Data about app and page elements:
————
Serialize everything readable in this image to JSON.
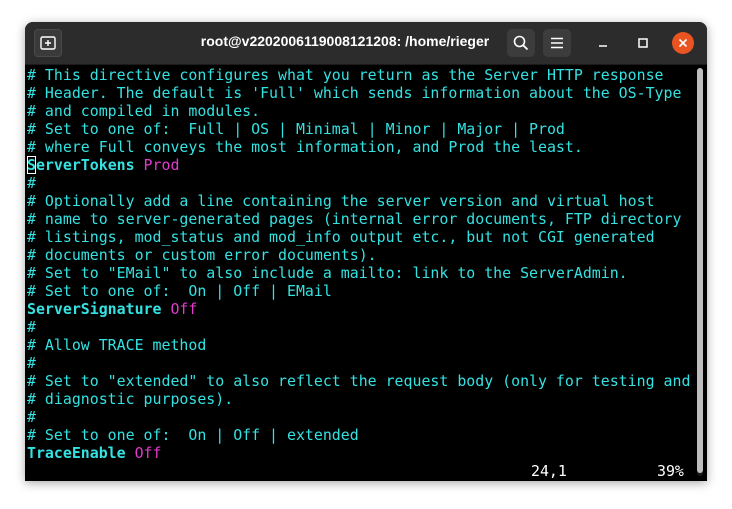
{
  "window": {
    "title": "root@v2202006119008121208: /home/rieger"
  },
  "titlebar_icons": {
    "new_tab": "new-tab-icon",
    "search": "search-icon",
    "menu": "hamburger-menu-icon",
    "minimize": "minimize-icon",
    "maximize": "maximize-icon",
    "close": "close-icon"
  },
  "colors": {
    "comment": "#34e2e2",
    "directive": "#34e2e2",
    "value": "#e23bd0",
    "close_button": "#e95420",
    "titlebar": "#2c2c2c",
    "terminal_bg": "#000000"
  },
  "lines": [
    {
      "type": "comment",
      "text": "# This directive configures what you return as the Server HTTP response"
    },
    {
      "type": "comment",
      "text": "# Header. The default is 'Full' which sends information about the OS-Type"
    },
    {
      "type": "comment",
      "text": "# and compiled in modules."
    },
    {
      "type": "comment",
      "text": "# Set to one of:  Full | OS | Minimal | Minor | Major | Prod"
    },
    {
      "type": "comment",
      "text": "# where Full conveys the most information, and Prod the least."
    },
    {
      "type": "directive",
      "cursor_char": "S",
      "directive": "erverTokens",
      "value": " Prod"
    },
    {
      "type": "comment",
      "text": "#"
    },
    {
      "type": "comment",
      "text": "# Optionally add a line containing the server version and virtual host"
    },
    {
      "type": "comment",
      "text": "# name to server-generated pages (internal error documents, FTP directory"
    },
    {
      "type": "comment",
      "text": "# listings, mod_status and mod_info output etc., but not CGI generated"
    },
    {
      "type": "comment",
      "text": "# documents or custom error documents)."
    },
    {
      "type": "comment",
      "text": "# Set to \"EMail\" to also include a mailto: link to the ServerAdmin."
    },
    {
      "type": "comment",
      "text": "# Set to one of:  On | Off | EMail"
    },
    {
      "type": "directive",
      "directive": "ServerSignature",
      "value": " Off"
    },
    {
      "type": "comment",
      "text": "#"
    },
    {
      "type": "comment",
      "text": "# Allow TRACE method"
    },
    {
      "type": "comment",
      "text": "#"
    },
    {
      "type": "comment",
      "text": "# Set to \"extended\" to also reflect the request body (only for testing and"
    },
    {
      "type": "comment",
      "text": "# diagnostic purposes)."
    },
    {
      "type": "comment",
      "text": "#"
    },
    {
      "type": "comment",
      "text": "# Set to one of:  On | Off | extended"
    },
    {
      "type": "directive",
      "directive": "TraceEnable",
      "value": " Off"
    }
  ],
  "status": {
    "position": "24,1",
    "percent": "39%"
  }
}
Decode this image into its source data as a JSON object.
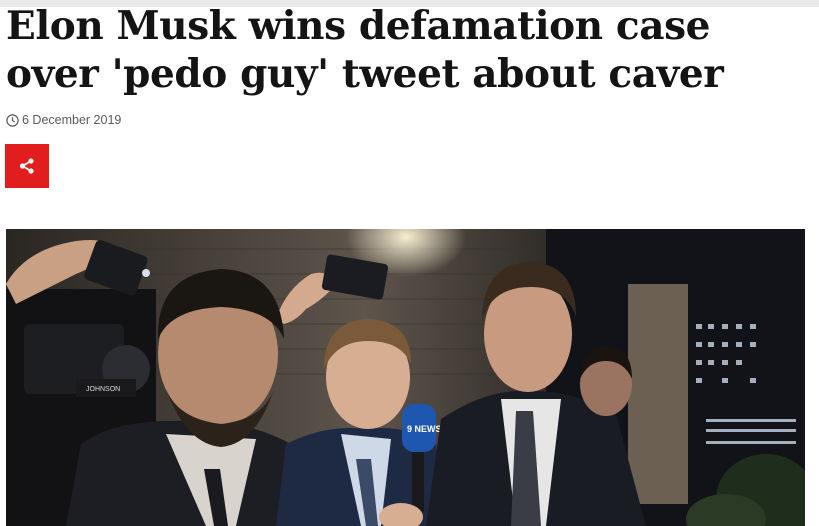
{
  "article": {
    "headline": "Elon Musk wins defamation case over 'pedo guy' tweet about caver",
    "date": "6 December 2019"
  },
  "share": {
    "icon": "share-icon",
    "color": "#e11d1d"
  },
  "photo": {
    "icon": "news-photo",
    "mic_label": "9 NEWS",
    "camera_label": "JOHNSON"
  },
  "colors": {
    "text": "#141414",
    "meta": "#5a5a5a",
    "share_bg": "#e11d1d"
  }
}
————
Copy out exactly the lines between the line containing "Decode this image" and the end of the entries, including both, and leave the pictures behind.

Decode this image into its source data as a JSON object.
{
  "article": {
    "headline": "Elon Musk wins defamation case over 'pedo guy' tweet about caver",
    "date": "6 December 2019"
  },
  "share": {
    "icon": "share-icon",
    "color": "#e11d1d"
  },
  "photo": {
    "icon": "news-photo",
    "mic_label": "9 NEWS",
    "camera_label": "JOHNSON"
  },
  "colors": {
    "text": "#141414",
    "meta": "#5a5a5a",
    "share_bg": "#e11d1d"
  }
}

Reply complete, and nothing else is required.